Receiver Drier with leaks - Rare in the drier itself but can occur at welds, joints. Can also occur at fittings, usually due to bad installation.

Receiver Drier with Rust or corrosion - Caused by contamination in system or inadequate evacuation, leaving moisture in the system.

Receiver Drier with Filter/desiccant breakdown - This problem is unusual but occurs occasionally, especially if the drier is incorrectly installed in reverse.

Receiver Drier with Blockage - May be caused by rust/corrosion, desiccant breakdown, or contamination from other failed components such as compressors.

Receiver Drier installed Incorrectly - Receiver-driers can be installed in reverse. This results in vapour passing to the TX valve instead of liquid, causing a considerable drop in performance at the evaporator.

Receiver Drier Installed too close to heat source - Receiver-driers should always be installed as far away from the engine and manifold as possible.

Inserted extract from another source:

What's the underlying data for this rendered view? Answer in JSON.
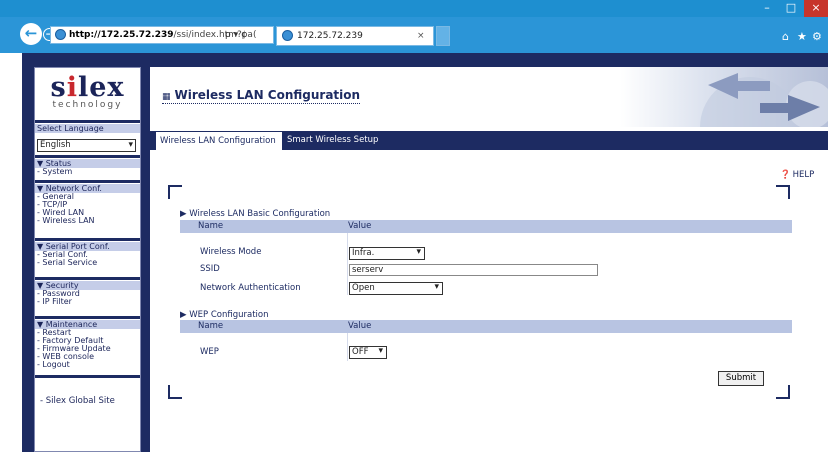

Some receiver-driers will release some of the moisture they have absorbed if they get too hot.

Important notes

Both the filter and the desiccant in a receiver-drier have limitations and a limited life. The desiccant, whether molecular sieve or silica-gel, can only absorb a small amount of moisture. The filter will not remove 100% of all particles and foreign material.

Receiver-driers are not a substitute for proper flushing or evacuation.

Receiver-driers cannot be evacuated. They must be replaced at regular intervals (often recommended at about every 2 years), whenever system contamination occurs, or whenever the system is open to the atmosphere.

Diagnosis Tips

  • Leaks are often visible due to oily patches.
  • Blockages and severe restrictions at the inlet are indicated by high head pressures.
  • Blockages and restrictions at the outlet are indicated by low pressure readings on both gauges.
  • Blockages can usually be detected by feeling for hot and cold spots.
  • Because of variations in condensing conditions in automotive air-conditioning systems, occasional bubbles in the sight glass are quite normal and do not necessarily indicate insufficient refrigerant charge, especially with R134a (with R134a the sight glass if fitted may look cloudy but still be normal.)
  • Always charge a system by refrigerant volume, gauge readings and evaporator coil temperature. Refer to the Temperature – Pressure charts.
  • Where sight glasses are fitted, they are a guide to flow and bubbles which may indicate low refrigerant with some refrigerants.